Citation: PARAMASIVAM, S., SAJWAN, K.S., ALVA, A.K., VAN CLIEF, D., HOSTLER, K.H., REDDY, G.R. LEACHING OF METALS FROM SOILS AMENDED WITH INCINERATED SEWAGE SLUDGE. INTERNATIONAL SYMPOSIUM ON BIOGEOCHEMISTRY OF TRACE ELEMENTS PROCEEDINGS. p 376. 2001. Interpretive Summary: Application of soil amendments to agricultural soils is often recommended to improve soil physical and chemical properties, and to provide a source of plant nutrients in a cost effective manner. Considerable investigation is necessary to minimize the potential for soil as well as groundwater contamination by metals when using soil amendments that are originated from industrial wastes. The waste water treatment plants produce incinerated sewage sludge (ISS) which can be used as a soil amendment. This material was applied to two fine sandy soils, and a loamy sandy soil in a leaching column (30 cm soil column) at rates varying from 24.7 to 148.2 Mg hectare. The quantities of Cr, Zn, Cd, and Cu leached were substantially greater from the Candler fine sand, while that of Pb was greater from the Orangeberg loamy sand. In general, the quantities of all cations and metals leached from all three soils increased with increasing rate of ISS application.

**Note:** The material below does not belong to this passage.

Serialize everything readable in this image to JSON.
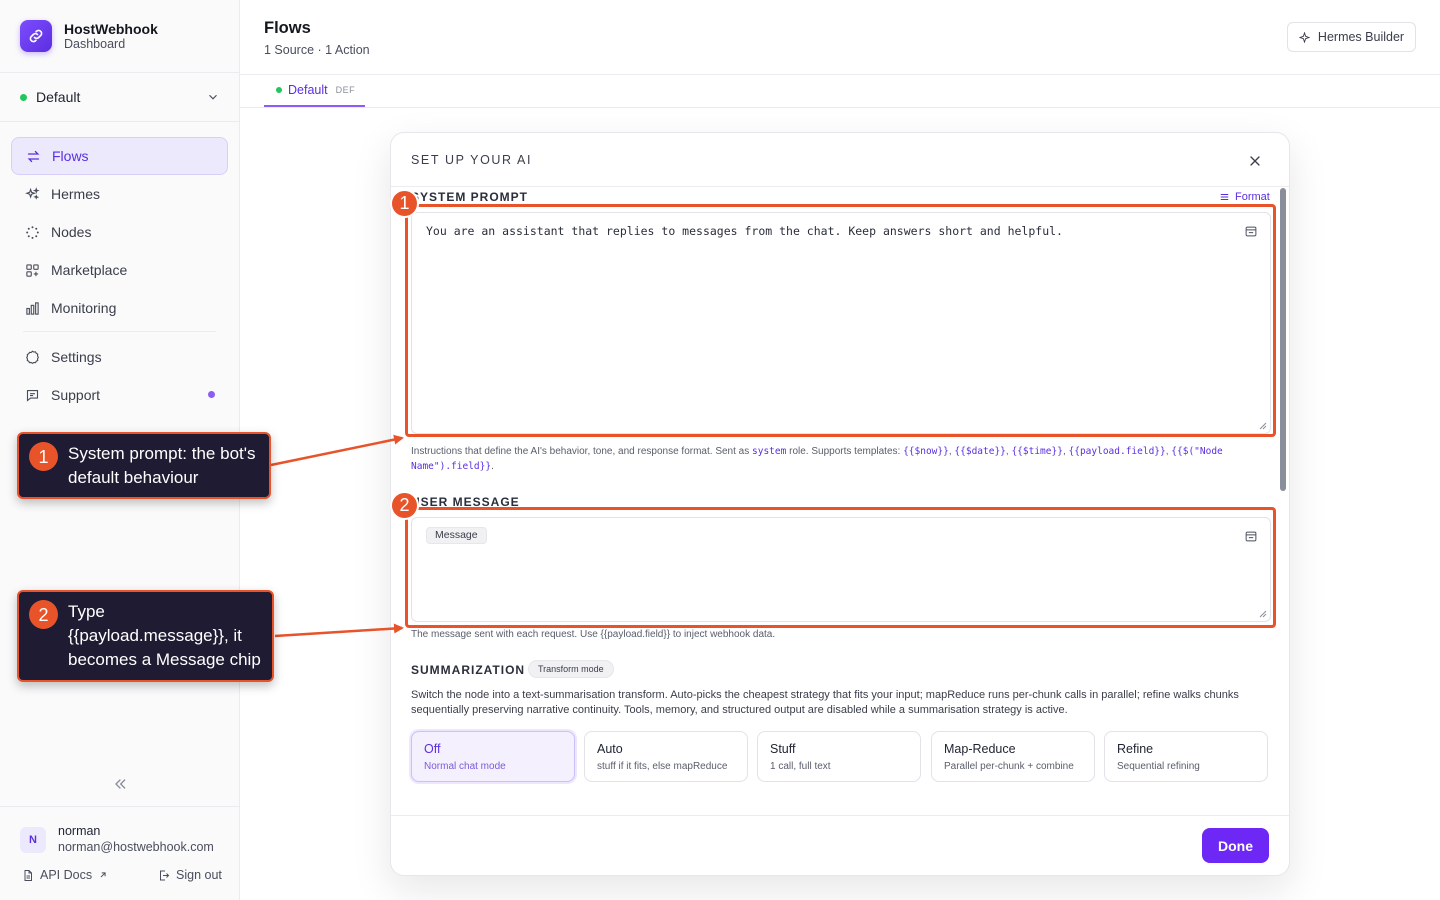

Technical Abstract: Incinerated sewage sludge (ISS) from wastewater treatment plant was applied to three different soils, in a leaching column, at various rates varying from 0 to 148.2 Mg ha-1. Twelve leachate fractions were collected each at 0.4 pore volume. The cumulative amounts of Cu, Zn, Cd, and Ni in 12 leachate fractions were substantially greater from the Candler fine sand followed by Oldsmar sand and Orangeberg loamy sand. the leaching of metals increased with rate of amendment. Sand content of over 96 percent and low organic matter content of the Candler and Oldsmar fine sand provide conditions favorable for leaching of metals.